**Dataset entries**
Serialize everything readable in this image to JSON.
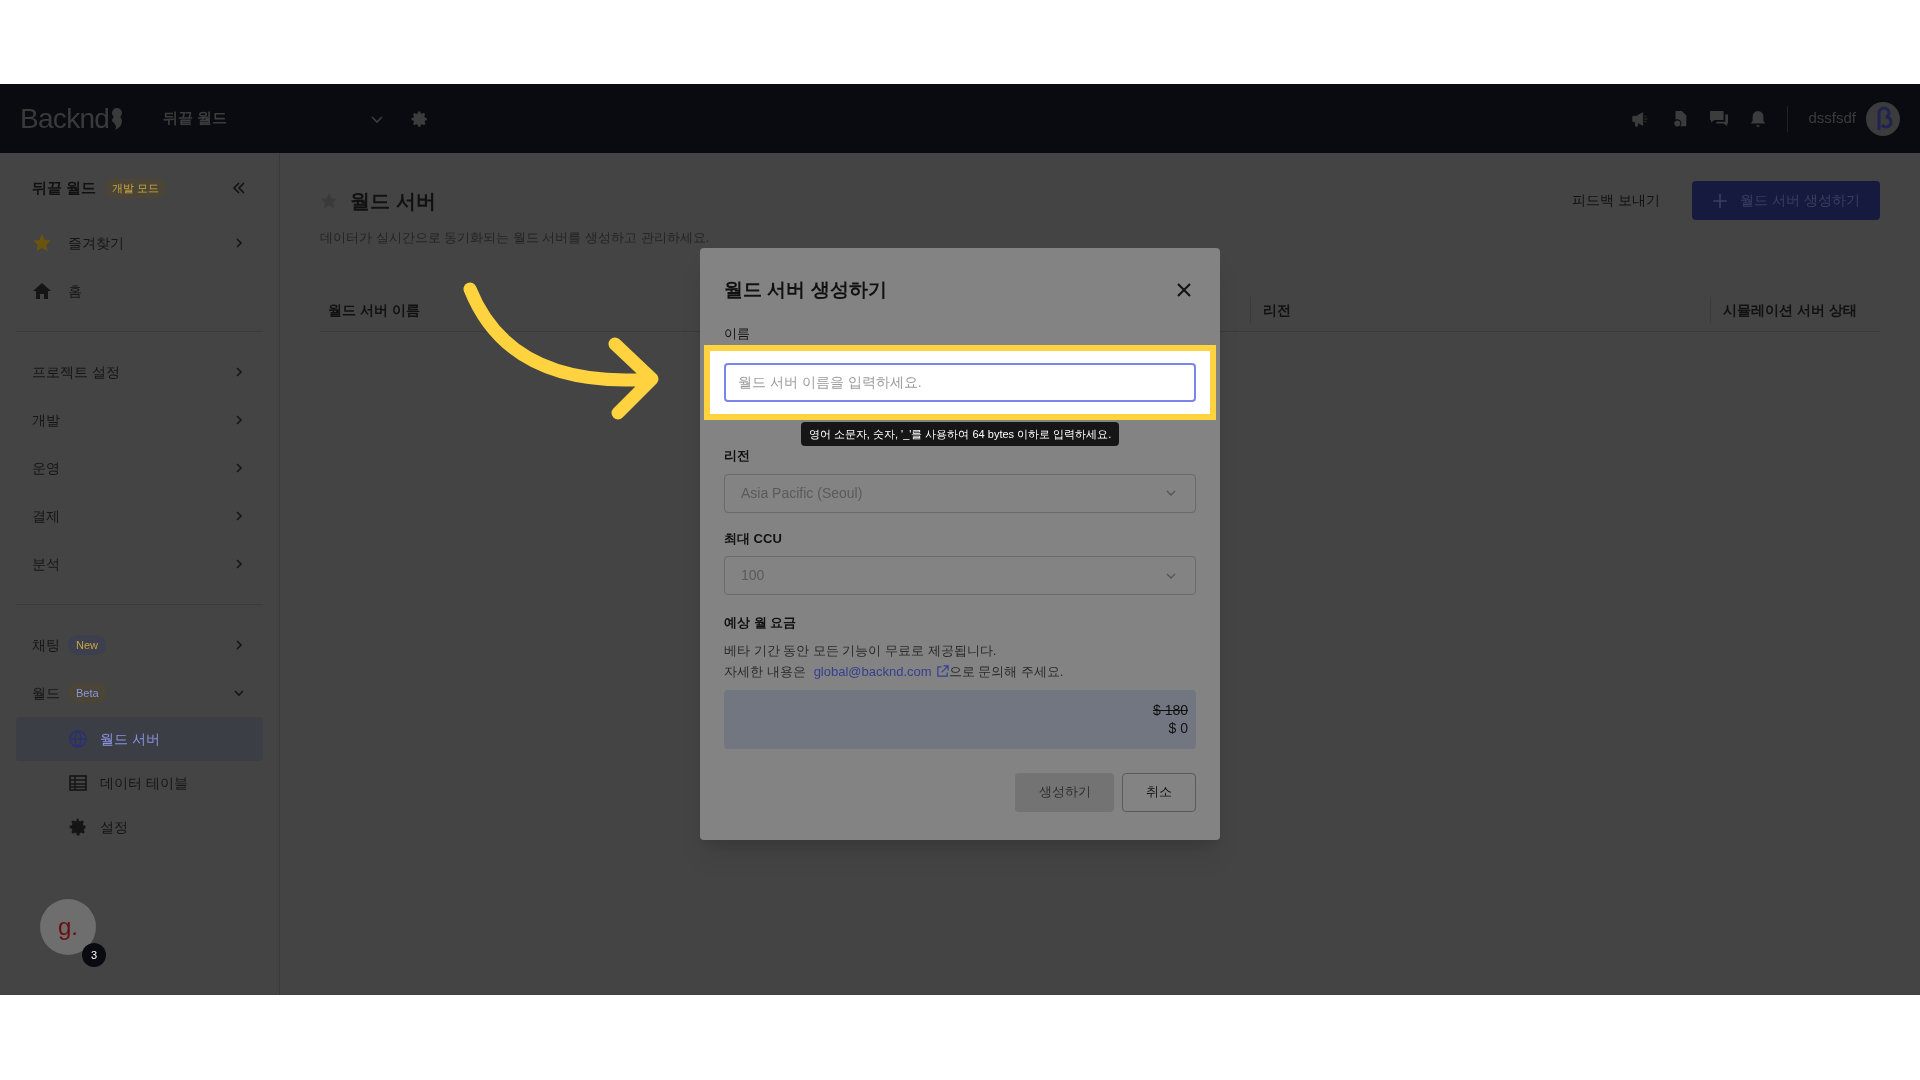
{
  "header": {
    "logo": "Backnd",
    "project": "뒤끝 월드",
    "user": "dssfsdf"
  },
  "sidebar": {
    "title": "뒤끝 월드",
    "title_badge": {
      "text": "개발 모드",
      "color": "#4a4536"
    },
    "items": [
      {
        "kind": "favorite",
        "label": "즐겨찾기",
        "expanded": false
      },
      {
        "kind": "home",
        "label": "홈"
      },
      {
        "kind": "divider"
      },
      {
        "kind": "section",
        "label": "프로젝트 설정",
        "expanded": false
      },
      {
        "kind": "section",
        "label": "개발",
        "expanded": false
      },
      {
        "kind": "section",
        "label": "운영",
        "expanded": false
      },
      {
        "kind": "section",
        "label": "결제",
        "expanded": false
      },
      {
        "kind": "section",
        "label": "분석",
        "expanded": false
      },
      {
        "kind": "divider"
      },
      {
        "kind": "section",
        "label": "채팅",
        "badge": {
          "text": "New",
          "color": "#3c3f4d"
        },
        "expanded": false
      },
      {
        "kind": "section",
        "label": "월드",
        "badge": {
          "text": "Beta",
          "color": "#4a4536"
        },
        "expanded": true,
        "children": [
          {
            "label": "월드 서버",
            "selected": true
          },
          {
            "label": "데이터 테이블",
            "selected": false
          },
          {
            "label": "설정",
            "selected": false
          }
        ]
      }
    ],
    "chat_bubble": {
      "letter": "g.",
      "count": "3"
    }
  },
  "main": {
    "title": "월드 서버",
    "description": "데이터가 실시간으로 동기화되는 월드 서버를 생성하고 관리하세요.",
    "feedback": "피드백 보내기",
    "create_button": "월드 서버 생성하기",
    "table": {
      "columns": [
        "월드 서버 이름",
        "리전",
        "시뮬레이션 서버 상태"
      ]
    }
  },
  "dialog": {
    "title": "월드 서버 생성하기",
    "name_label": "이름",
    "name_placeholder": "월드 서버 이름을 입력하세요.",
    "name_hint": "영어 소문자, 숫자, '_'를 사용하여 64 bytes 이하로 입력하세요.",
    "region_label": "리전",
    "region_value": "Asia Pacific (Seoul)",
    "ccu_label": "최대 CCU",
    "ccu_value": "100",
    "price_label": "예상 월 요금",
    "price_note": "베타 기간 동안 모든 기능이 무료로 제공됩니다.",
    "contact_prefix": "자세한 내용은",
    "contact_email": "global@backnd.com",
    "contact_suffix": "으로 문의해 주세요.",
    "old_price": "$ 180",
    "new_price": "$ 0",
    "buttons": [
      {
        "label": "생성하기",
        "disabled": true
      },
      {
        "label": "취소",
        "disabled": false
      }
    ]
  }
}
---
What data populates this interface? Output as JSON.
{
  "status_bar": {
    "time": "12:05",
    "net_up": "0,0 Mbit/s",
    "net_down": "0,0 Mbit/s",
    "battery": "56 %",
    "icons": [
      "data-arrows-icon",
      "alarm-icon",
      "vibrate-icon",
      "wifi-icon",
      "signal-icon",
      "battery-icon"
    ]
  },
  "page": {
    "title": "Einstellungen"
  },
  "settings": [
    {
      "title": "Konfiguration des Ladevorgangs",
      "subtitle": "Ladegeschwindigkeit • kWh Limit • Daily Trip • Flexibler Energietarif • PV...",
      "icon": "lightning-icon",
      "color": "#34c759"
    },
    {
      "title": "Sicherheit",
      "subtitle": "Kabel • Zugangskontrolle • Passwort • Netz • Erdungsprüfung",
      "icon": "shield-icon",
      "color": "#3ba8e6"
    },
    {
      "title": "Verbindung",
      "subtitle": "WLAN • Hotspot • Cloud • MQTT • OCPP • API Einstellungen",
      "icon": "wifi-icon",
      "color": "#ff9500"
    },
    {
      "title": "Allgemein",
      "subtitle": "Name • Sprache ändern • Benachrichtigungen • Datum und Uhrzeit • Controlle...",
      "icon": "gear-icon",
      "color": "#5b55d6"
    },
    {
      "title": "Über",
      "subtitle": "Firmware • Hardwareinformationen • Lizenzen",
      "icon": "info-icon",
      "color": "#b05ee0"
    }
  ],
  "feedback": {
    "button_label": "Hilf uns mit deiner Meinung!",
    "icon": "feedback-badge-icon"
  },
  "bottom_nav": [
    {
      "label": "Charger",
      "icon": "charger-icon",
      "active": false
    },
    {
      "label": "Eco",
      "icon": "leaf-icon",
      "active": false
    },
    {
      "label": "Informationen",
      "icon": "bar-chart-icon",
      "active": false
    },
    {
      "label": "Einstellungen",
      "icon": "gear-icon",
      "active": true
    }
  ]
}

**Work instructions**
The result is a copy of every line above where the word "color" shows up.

**Response box**
      "color": "#4a4536"
          "color": "#3c3f4d"
          "color": "#4a4536"
      "color": "#34c759"
      "color": "#3ba8e6"
      "color": "#ff9500"
      "color": "#5b55d6"
      "color": "#b05ee0"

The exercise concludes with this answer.